* What is required *
The lines you return must be all those in the data that hold the string "Walk".

* Exercise data *
================

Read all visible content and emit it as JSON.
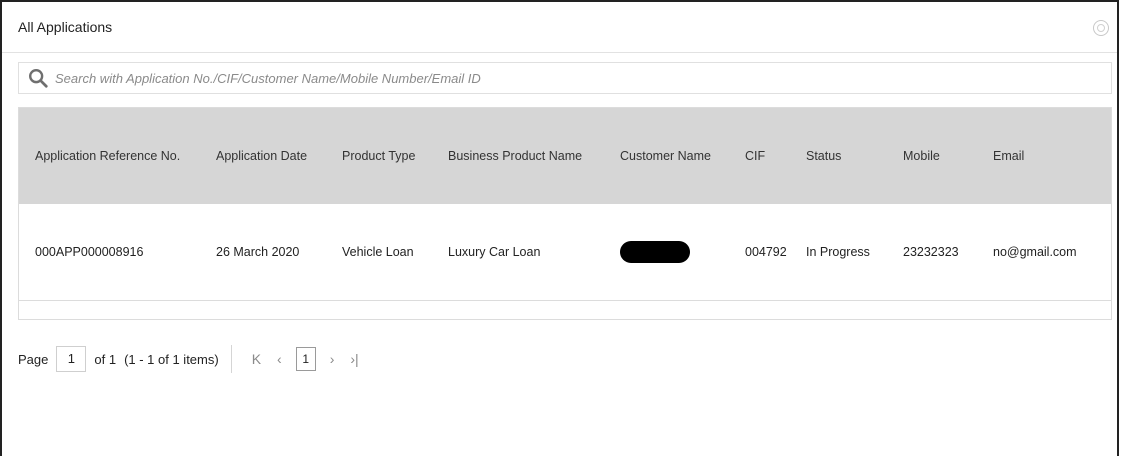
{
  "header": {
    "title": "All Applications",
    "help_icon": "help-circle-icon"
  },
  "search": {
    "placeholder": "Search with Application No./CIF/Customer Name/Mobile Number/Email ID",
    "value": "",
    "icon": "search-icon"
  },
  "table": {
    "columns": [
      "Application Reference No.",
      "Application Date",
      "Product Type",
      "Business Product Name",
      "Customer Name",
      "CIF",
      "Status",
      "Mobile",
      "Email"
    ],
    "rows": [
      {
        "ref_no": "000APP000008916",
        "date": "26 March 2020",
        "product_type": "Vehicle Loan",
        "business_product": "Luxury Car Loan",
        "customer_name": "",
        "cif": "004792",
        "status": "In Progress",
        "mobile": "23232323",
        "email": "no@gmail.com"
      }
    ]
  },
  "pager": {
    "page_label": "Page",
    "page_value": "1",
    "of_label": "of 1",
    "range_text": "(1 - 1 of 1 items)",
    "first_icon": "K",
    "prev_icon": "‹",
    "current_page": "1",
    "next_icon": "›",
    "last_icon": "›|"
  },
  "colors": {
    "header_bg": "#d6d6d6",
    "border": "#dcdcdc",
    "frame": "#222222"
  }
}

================

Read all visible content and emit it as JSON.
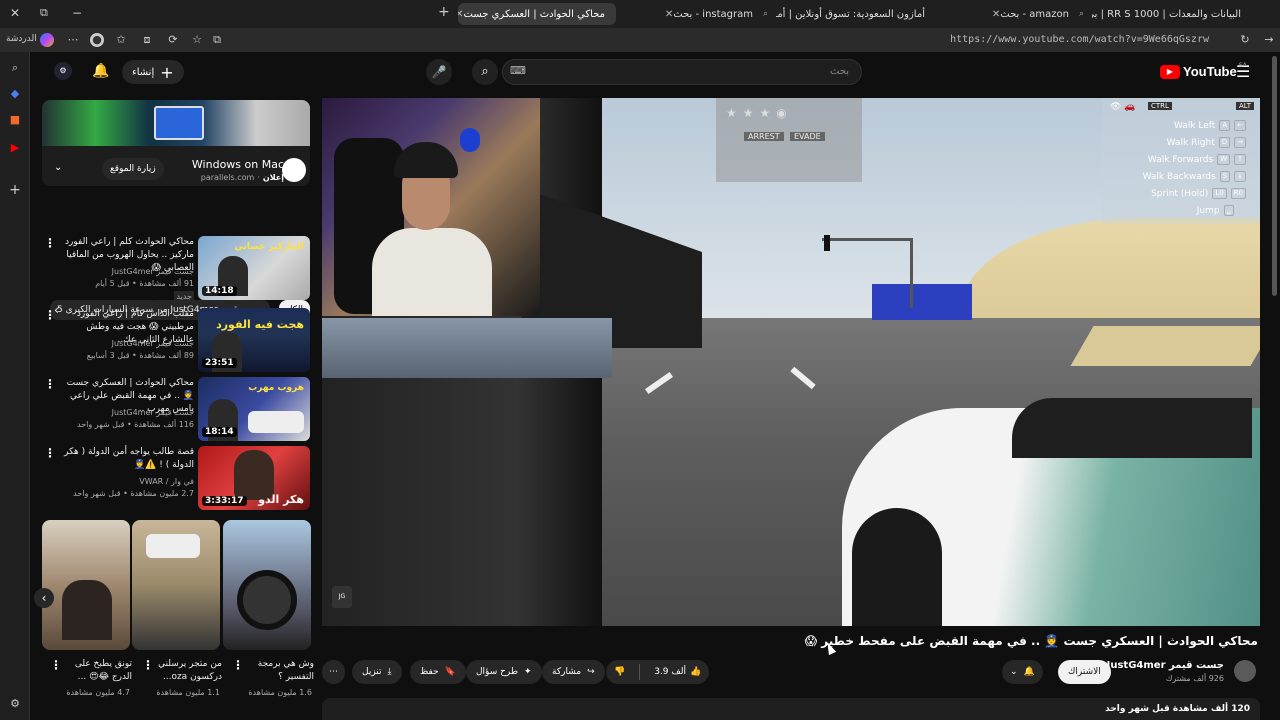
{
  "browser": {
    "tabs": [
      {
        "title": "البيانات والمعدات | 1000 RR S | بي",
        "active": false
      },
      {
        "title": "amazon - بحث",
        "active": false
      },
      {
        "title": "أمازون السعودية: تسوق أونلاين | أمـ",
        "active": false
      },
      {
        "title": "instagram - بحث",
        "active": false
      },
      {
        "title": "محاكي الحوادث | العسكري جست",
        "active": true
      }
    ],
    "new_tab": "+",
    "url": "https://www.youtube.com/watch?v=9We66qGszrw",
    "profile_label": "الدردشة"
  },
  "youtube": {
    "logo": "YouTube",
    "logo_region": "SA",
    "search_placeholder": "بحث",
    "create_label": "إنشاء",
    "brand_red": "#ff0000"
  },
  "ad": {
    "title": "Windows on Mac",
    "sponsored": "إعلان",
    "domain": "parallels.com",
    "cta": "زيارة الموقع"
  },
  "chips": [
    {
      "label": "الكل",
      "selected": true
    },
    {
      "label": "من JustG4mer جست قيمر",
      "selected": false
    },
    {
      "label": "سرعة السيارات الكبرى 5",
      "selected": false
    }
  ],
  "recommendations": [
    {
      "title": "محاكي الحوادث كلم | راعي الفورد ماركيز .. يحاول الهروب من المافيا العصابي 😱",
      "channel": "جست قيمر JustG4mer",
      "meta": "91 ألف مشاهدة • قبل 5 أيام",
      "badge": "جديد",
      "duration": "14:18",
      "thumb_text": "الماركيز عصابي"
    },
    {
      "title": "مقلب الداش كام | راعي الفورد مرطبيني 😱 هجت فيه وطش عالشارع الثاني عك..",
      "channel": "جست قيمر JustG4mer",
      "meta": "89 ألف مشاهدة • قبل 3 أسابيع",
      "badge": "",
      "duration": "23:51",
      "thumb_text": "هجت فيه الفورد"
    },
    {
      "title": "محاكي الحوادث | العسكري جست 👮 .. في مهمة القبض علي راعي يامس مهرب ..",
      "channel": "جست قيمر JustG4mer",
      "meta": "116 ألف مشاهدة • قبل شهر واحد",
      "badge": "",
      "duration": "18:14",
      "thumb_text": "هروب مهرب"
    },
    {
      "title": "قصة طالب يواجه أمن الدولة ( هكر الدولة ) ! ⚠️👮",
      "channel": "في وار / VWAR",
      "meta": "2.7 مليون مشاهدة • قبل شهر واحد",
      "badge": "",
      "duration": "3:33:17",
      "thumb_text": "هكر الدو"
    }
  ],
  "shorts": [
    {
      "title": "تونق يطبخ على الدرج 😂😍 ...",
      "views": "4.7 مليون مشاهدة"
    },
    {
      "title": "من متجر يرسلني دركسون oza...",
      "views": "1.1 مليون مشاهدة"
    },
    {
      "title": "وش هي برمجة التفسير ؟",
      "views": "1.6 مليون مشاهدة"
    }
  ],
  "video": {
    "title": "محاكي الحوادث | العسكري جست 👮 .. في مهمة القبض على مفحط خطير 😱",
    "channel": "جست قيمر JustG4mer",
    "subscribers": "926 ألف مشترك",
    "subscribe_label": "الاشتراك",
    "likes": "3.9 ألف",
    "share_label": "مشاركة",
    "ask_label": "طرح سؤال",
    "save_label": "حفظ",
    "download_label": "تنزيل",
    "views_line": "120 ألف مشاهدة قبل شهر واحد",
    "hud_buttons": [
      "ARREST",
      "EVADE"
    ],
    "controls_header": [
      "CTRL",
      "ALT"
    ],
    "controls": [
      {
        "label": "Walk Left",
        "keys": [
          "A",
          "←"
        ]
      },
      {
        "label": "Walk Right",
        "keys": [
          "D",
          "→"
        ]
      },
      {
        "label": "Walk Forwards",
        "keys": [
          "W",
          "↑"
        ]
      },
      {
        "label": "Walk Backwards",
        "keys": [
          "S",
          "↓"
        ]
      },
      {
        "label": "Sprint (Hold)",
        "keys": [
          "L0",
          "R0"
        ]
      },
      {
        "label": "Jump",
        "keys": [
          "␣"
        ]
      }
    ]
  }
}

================

* Written answer *
        "label": "Walk Left",
        "label": "Walk Right",
        "label": "Walk Forwards",
        "label": "Walk Backwards",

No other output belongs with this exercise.